Livedoor executives admit to scandal
Former executives of Japan’s once-high-flying internet firm Livedoor admitted on Friday to fraud allegations as they went on trial for a scandal that rocked Japan’s financial and political circles.
The four executives, once known for their casual dress and brash ways, wore dark suits and looked humbly at the ground as prosecutors read charges of hiding financial losses.
“In principle, I acknowledge that the facts in the indictment are correct,” Ryoji Miyauchi, Livedoor’s 38-year-old former chief financial officer, told the Tokyo District Court.
“I am examining myself over the crime I have committed. I feel very sorry for causing trouble to many people,” he said.
The three other executives—Fumito Kumagai, Fumito Okamoto and Osanari Nakamura—also admitted all or part of the charges.
However, two accountants who are also on trial denied they cooked the books.
The former top executives are expected to allege wrongdoing by Livedoor’s flamboyant founder, Takafumi Horie, whose trial is expected in July.
Horie, who less than a year ago ran for Parliament with the blessing of Prime Minister Junichiro Koizumi, has maintained his innocence.
The spiky-haired 33-year-old used to be a media darling for mounting aggressive, albeit unsuccessful, takeover bids and showing up at Japan’s formal corporate boardrooms in a T-shirt.
Prosecutors said the four executives on trial on Friday “conspired” with Horie and falsely reported 5,03-billion yen ($45-million) in pre-tax profit for the year to September 2004 to hide actual losses of about 300-million yen at the company.
The last time much of Japan saw Miyauchi was in television footage of a company holiday party where he danced half-naked on a stage with Horie at a time when Livedoor seemed unbeatable.
One month later, Miyauchi and the other executives were arrested. The scandal briefly sent the Tokyo Stock Exchange into freefall, at one stage forcing it to close early for the first time.
Miyauchi, Okamoto and Nakamura have also been charged with alleged manipulation of stock prices in conspiracy with Horie.
Horie, however, has denied the charges.
“I have not accepted the accusations against me and I have never ordered nor accepted illegal acts,” the e-mail guru said in a handwritten note recently.
Horie, who once said money could buy him anything, was released last month on 300-million yen bail after spending three months in jail.
The chubby young entrepreneur built one of Japan’s top internet empires by buying up companies in everything from financial services to real estate, publishing and even an auto dealer.
He tried to take over the nation’s most-watched TV network and to buy a baseball team.
Horie has been keeping a low profile since his release on bail, in stark contrast to the days when he was a regular on television quiz shows and the celebrity circuit, often with a model on his arm.
Livedoor, which has appointed new executives who are older and more conservative, was delisted from the Tokyo Stock Exchange in April. It has been sued by shareholders of one of its subsidiaries over damages to its business due to the fraud charges.
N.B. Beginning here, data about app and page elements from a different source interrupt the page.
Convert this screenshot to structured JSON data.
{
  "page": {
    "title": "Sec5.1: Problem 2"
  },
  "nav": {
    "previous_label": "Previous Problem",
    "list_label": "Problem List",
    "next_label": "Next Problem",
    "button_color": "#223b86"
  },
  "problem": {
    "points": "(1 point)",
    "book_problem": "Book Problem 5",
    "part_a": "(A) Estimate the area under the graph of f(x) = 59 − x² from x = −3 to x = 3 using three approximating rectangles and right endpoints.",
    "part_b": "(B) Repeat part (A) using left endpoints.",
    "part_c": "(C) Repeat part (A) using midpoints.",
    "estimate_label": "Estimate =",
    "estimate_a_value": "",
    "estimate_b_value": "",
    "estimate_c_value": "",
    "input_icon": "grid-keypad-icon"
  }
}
About 1 500 shareholders of Livedoor are separately preparing another lawsuit against Horie to seek about six billion yen in damages.
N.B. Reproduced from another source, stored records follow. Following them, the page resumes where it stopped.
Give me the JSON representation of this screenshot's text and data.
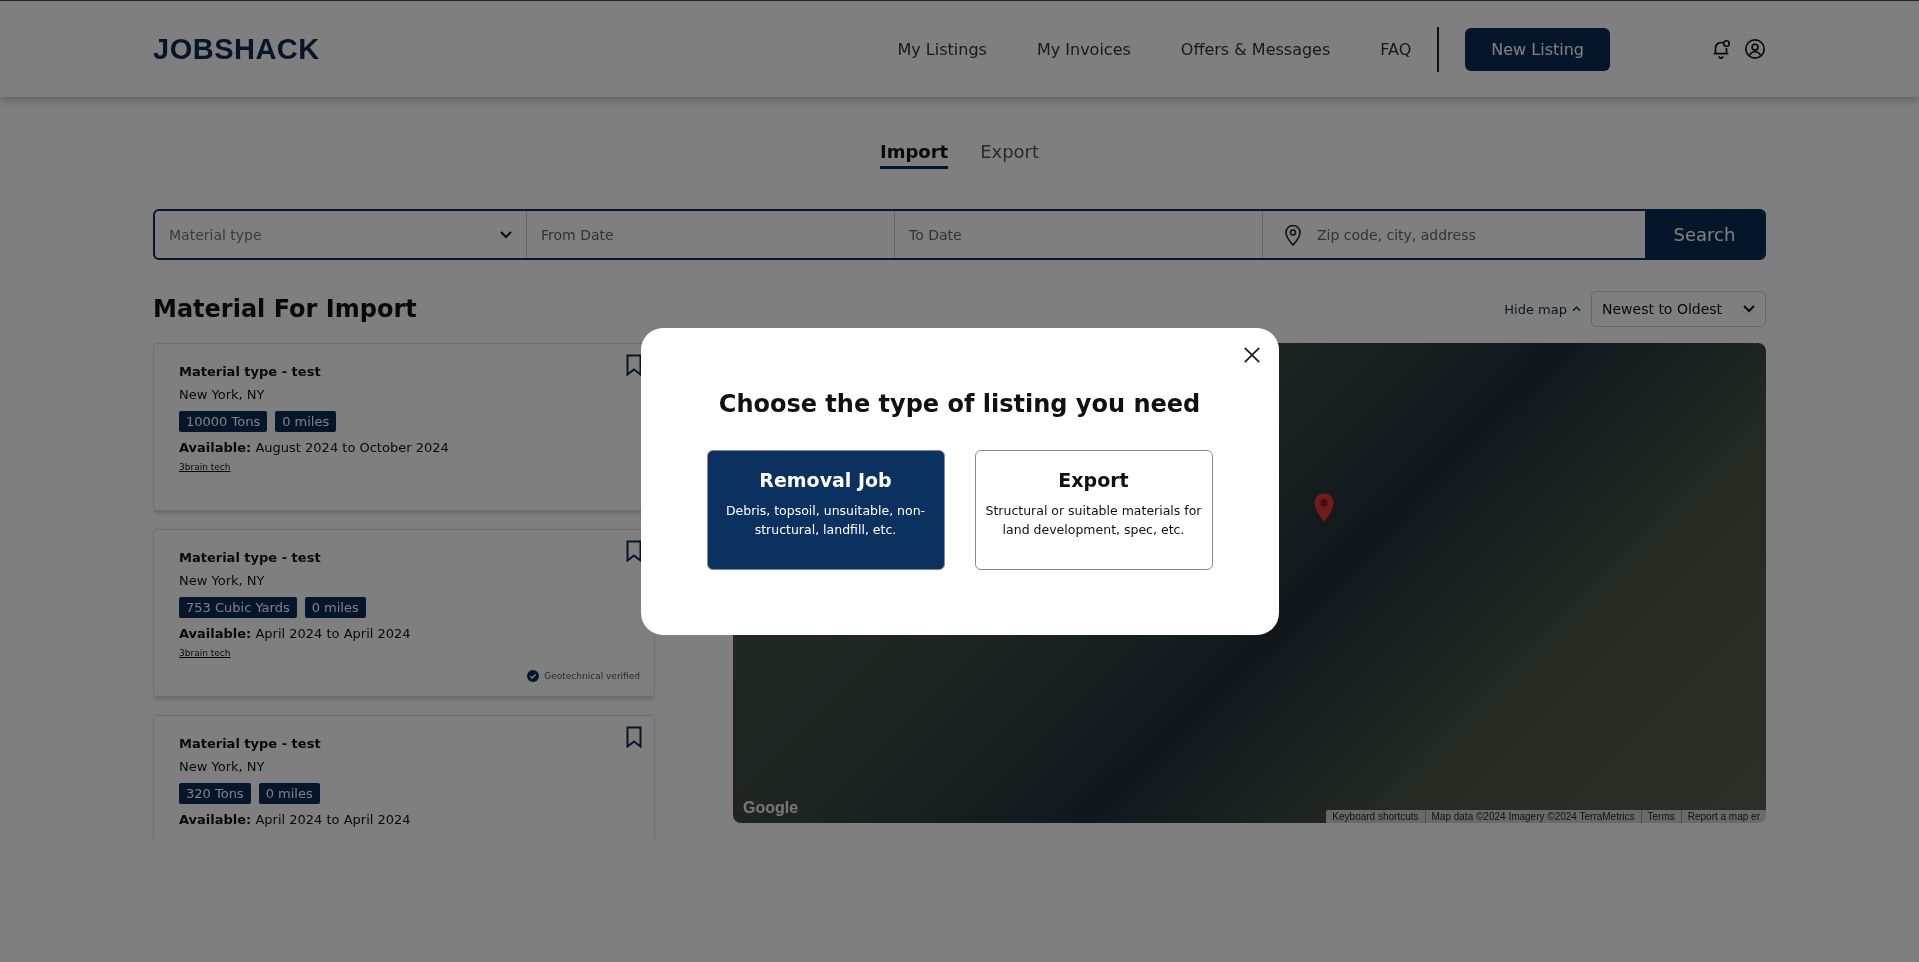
{
  "header": {
    "logo": "JOBSHACK",
    "nav": [
      {
        "label": "My Listings"
      },
      {
        "label": "My Invoices"
      },
      {
        "label": "Offers & Messages"
      },
      {
        "label": "FAQ"
      }
    ],
    "new_listing_button": "New Listing"
  },
  "tabs": [
    {
      "label": "Import",
      "selected": true
    },
    {
      "label": "Export",
      "selected": false
    }
  ],
  "search": {
    "material_placeholder": "Material type",
    "from_placeholder": "From Date",
    "to_placeholder": "To Date",
    "location_placeholder": "Zip code, city, address",
    "button": "Search"
  },
  "section_title": "Material For Import",
  "hide_map": "Hide map",
  "sort": "Newest to Oldest",
  "listings": [
    {
      "title": "Material type - test",
      "location": "New York, NY",
      "tags": [
        "10000 Tons",
        "0 miles"
      ],
      "available": "**Available:** August 2024 to October 2024",
      "company": "3brain tech"
    },
    {
      "title": "Material type - test",
      "location": "New York, NY",
      "tags": [
        "753 Cubic Yards",
        "0 miles"
      ],
      "available": "**Available:** April 2024 to April 2024",
      "company": "3brain tech",
      "verified_note": "Geotechnical verified"
    },
    {
      "title": "Material type - test",
      "location": "New York, NY",
      "tags": [
        "320 Tons",
        "0 miles"
      ],
      "available": "**Available:** April 2024 to April 2024"
    }
  ],
  "map": {
    "logo": "Google",
    "attribution": [
      "Keyboard shortcuts",
      "Map data ©2024 Imagery ©2024 TerraMetrics",
      "Terms",
      "Report a map er"
    ]
  },
  "modal": {
    "title": "Choose the type of listing you need",
    "options": [
      {
        "title": "Removal Job",
        "description": "Debris, topsoil, unsuitable, non-structural, landfill, etc.",
        "selected": true
      },
      {
        "title": "Export",
        "description": "Structural or suitable materials for land development, spec, etc.",
        "selected": false
      }
    ]
  }
}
Livedoor, whose market capitalisation plunged to about 100-billion yen from a peak of 900-billion yen, has survived by forming a business alliance with cable broadcaster Usen, which is reportedly considering a full takeover of the embattled firm.—Sapa-AFP